We get asked all the time, when is the best time of year to fish in Southwest Florida?  The truth is, there really is no, “best” time of the year to fish in Southwest Florida, with our moderate climate the fishing is great all year around.  There are better times of the year for some species of fish than others, for example, tarpon are more plentiful during the spring and early summer months than the fall or winter.  Redfish, spotted seatrout, and sheephead don’t mind the cooler water temps of winter, neither do ladyfish or jack crevalle.  Both spanish and king mackeral can be found at times along the beach, along with bluefish and tripletail.  Something is always biting.

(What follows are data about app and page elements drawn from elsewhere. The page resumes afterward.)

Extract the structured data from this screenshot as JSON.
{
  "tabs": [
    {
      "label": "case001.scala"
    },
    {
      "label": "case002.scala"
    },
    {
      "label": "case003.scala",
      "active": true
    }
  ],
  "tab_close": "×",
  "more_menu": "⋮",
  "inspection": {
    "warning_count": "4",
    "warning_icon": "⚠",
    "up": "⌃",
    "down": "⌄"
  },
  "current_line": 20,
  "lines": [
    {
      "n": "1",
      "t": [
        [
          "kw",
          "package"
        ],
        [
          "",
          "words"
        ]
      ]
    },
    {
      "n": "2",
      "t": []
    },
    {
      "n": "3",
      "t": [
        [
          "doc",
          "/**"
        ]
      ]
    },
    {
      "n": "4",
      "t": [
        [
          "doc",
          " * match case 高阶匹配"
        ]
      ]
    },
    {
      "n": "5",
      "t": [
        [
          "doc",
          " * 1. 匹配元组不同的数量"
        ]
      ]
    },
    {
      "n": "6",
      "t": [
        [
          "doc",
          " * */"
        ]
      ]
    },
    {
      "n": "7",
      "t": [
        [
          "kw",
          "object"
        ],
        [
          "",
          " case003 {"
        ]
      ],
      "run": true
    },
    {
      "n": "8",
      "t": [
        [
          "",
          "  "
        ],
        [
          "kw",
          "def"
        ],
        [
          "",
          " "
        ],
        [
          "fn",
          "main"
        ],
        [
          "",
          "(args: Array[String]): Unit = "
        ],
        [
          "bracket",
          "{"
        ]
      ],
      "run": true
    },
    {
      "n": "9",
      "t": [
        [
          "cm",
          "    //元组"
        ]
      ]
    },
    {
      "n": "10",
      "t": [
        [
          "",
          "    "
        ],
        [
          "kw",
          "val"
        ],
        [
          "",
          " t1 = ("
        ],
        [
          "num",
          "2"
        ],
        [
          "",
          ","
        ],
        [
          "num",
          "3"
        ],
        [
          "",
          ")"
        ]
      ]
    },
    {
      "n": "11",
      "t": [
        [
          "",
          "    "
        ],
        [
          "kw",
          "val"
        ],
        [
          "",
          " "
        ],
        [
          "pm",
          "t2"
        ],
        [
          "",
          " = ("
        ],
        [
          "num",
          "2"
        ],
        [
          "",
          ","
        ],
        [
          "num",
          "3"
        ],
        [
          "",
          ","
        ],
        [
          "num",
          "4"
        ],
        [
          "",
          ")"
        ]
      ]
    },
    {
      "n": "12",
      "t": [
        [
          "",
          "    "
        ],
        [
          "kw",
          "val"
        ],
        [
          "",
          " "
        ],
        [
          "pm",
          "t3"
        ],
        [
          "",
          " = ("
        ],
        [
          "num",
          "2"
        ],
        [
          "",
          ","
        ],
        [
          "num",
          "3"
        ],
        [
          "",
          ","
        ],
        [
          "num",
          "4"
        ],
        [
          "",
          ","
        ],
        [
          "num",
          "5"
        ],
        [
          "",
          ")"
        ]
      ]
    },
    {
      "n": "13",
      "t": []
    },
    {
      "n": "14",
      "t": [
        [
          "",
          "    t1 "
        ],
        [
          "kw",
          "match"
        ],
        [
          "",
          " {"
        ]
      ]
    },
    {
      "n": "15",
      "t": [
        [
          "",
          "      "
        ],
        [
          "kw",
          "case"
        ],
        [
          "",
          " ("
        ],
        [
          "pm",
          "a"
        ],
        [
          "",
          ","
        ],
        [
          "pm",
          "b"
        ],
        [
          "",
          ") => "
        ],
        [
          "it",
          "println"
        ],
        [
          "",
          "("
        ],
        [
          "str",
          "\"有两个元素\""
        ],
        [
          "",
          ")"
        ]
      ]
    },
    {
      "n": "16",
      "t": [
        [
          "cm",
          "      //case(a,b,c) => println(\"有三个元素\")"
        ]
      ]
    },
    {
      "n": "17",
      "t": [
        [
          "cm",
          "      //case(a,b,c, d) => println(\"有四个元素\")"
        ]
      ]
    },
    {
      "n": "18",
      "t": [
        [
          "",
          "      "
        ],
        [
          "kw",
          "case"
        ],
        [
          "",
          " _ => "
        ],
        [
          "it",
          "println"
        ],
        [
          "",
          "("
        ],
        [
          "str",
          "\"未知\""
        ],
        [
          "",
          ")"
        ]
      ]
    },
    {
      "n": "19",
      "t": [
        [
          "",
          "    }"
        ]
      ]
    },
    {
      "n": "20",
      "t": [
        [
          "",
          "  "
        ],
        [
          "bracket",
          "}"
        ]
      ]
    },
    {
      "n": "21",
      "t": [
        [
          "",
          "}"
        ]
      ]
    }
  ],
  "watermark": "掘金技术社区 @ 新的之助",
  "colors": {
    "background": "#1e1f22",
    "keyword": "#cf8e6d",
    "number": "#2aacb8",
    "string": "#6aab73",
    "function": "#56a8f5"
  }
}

Snook_plainSnook:  Southwest Florida’s premier gamefish.  Snook can be targeted year around although during the winter cold snaps can give them lockjaw for a few days.  During the summer months, snook can be caught along the beaches and in the backbay waters where they are often caught around the mangroves.

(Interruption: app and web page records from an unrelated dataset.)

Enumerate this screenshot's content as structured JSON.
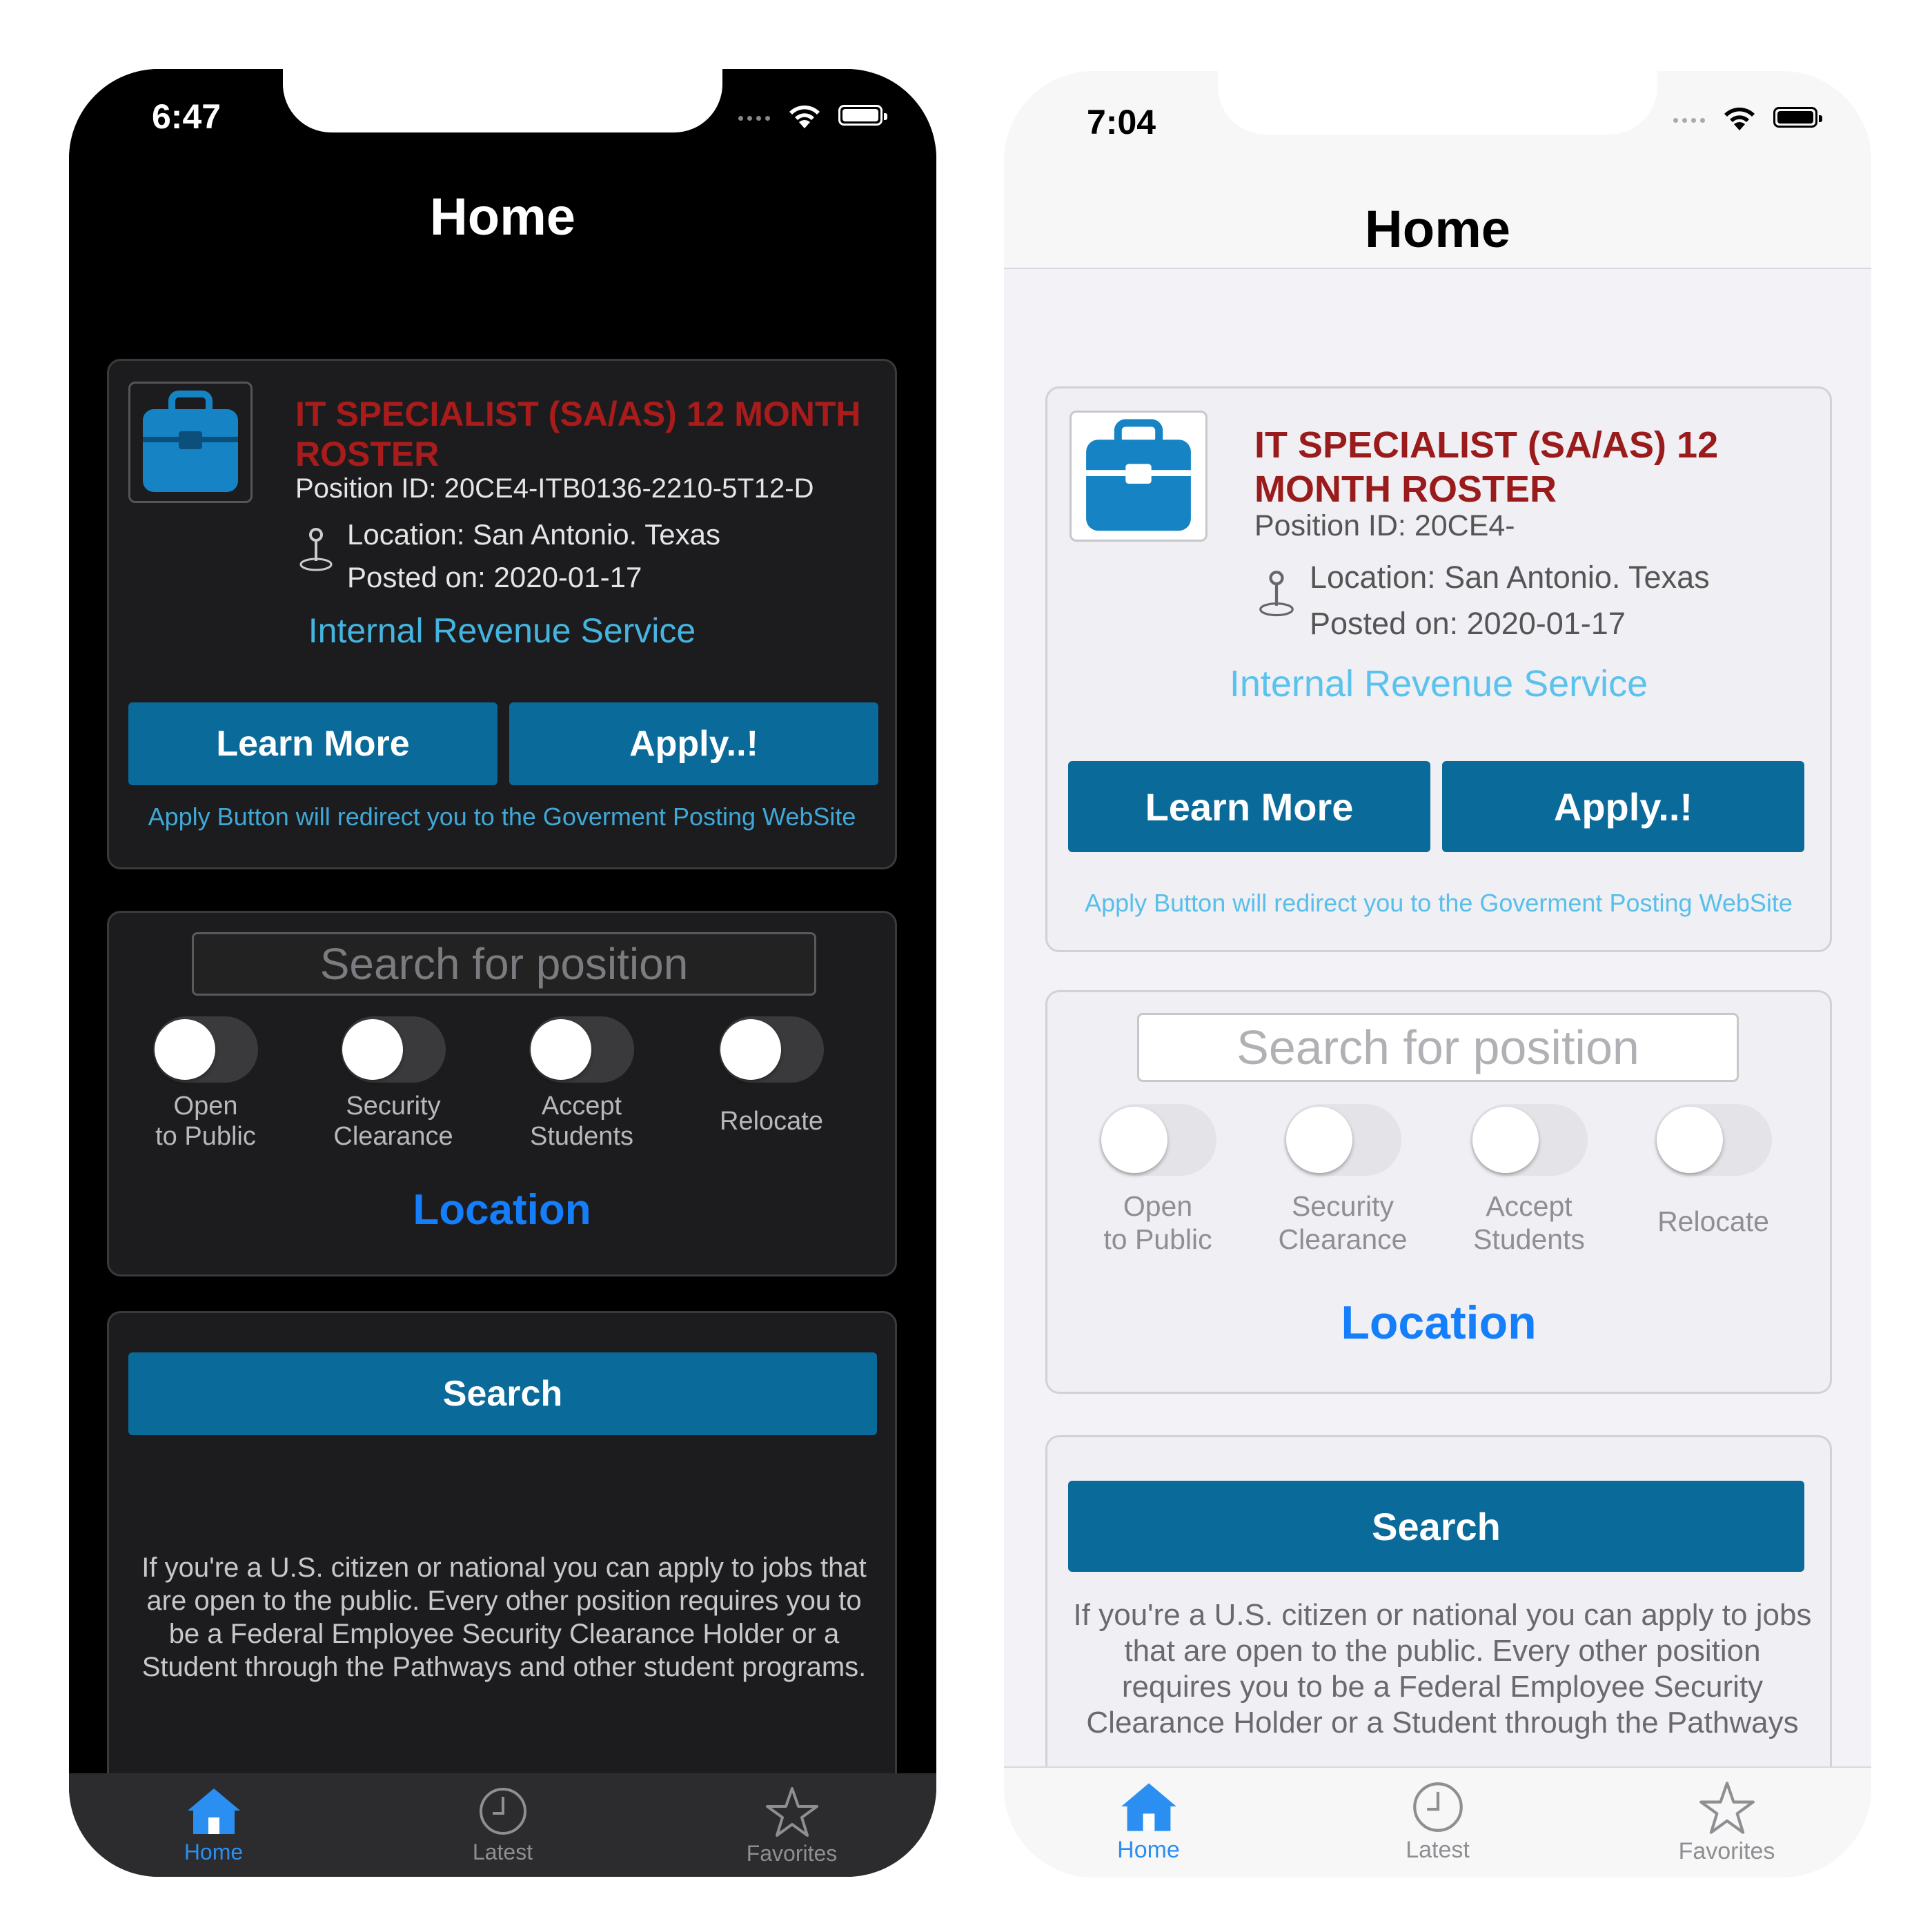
{
  "screens": {
    "dark": {
      "time": "6:47",
      "title": "Home",
      "job": {
        "title": "IT SPECIALIST (SA/AS) 12 MONTH ROSTER",
        "position_id": "Position ID: 20CE4-ITB0136-2210-5T12-D",
        "location": "Location: San Antonio. Texas",
        "posted": "Posted on: 2020-01-17",
        "agency": "Internal Revenue Service",
        "learn_more": "Learn More",
        "apply": "Apply..!",
        "note": "Apply Button will redirect you to the Goverment Posting WebSite"
      },
      "filters": {
        "search_placeholder": "Search for position",
        "toggles": [
          {
            "line1": "Open",
            "line2": "to Public",
            "on": false
          },
          {
            "line1": "Security",
            "line2": "Clearance",
            "on": false
          },
          {
            "line1": "Accept",
            "line2": "Students",
            "on": false
          },
          {
            "line1": "Relocate",
            "line2": "",
            "on": false
          }
        ],
        "location_label": "Location"
      },
      "search_button": "Search",
      "info": "If you're a U.S. citizen or national you can apply to jobs that are open to the public. Every other position requires you to be a Federal Employee Security Clearance Holder or a Student through the Pathways and other student programs.",
      "tabs": [
        {
          "label": "Home",
          "icon": "home-icon",
          "active": true
        },
        {
          "label": "Latest",
          "icon": "clock-icon",
          "active": false
        },
        {
          "label": "Favorites",
          "icon": "star-icon",
          "active": false
        }
      ]
    },
    "light": {
      "time": "7:04",
      "title": "Home",
      "job": {
        "title": "IT SPECIALIST (SA/AS) 12 MONTH ROSTER",
        "position_id": "Position ID: 20CE4-",
        "location": "Location: San Antonio. Texas",
        "posted": "Posted on: 2020-01-17",
        "agency": "Internal Revenue Service",
        "learn_more": "Learn More",
        "apply": "Apply..!",
        "note": "Apply Button will redirect you to the Goverment Posting WebSite"
      },
      "filters": {
        "search_placeholder": "Search for position",
        "toggles": [
          {
            "line1": "Open",
            "line2": "to Public",
            "on": false
          },
          {
            "line1": "Security",
            "line2": "Clearance",
            "on": false
          },
          {
            "line1": "Accept",
            "line2": "Students",
            "on": false
          },
          {
            "line1": "Relocate",
            "line2": "",
            "on": false
          }
        ],
        "location_label": "Location"
      },
      "search_button": "Search",
      "info": "If you're a U.S. citizen or national you can apply to jobs that are open to the public. Every other position requires you to be a Federal Employee Security Clearance Holder or a Student through the Pathways",
      "tabs": [
        {
          "label": "Home",
          "icon": "home-icon",
          "active": true
        },
        {
          "label": "Latest",
          "icon": "clock-icon",
          "active": false
        },
        {
          "label": "Favorites",
          "icon": "star-icon",
          "active": false
        }
      ]
    }
  },
  "colors": {
    "button": "#0a6a9a",
    "job_title_red": "#a81c1c",
    "agency_link": "#44b5e0",
    "location_blue": "#147efb",
    "tab_active": "#2a8ff0"
  }
}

Redfish_plainRedfish:  Redfish are a Southwest Florida favorite.  On the right tides, they can be found eating with their tails out of the water in very shallow grass beds and will eat a well presented fly, a plug, or live bait.  Redfish are known for their bronze color and black spots found near their tail.



Trout_plainSpotted Seatrout:  Are a favorite in the local waters and can grow surprisingly large.  They readily eat flies, plugs, spoons, jerkbaits and most live baits.  They can be targeted year around and are rarely bothered by the cooler water temperatures of winter.  Seatrout are commonly found in very shallow grass beds and depths of 3-5 feet.

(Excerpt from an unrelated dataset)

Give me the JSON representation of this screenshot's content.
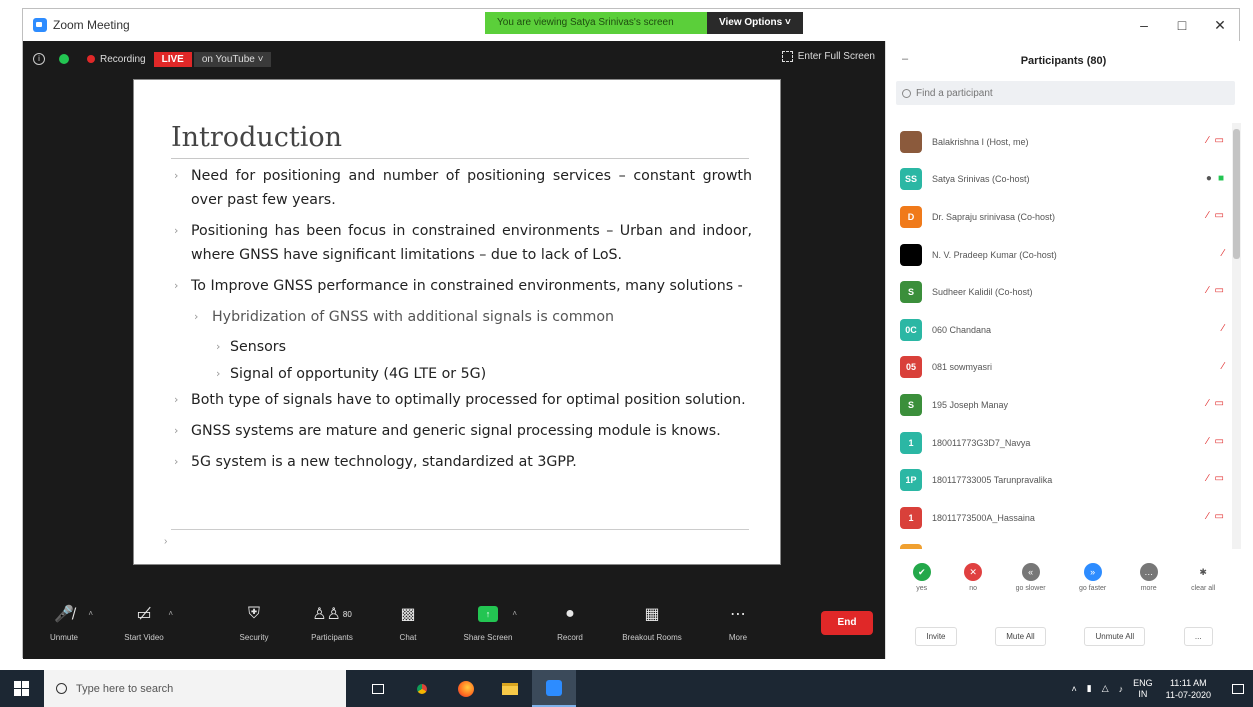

Sheepshead_plainSheepshead: These are one of the more unique species in our area.  Not only do they have very interesting veritical black and white stripes, but upon closer inspection, they also a set of teeth which appear almost human.  Sheepshead are primarly crustacean eaters and you will find them crunching on barnacles, small crabs, shrimp and just about anything else that needs to be cracked before eating.  They tend to be “nibblers”, so catching them takes a little patience.


GPtarponCM20x48Tarpon:  Probably the most sought after fish in our area, tarpon are magnificent gamefish and can grow in excess of 200lbs and live as long as 60 years.  When hooked, they leap from the water, often spitting the hook.  Tarpon will eat a variety of baits and are frequently pursued by fly anglers.  Known as the “silver king”, they are most abundant in our local waters during spring and early summer.


Jack Crevalle_plainJack Crevalle:  Note the forked tail, these are fast fish, and pound for pound probably among the hardest fighting in our area.  Jacks are opportunistic feeders often moving in small packs.  Early in the morning you can find jacks busting smaller schools of bait along mangroves or seawalls.  Topwater plugs are a great way to prospect for jacks, which can grow upwards of 50lbs.


Ladyfish:  Probably one of the more underrated fish in our area, ladyfish are voracious eaters and will eat just about any plug, fly, spoon, or other bait.   They typically move in schools, so when you find them you can get bite after bite.  They are not picky eaters and are great fish for kids to catch.  Ladyfish have a forked tail as opposed to the broader tail of the trout or redfish, forked tailed fishes are built for speed (think bonefish or tarpon), to which ladyfishes are related.  The average catch in our area is 2-3lbs.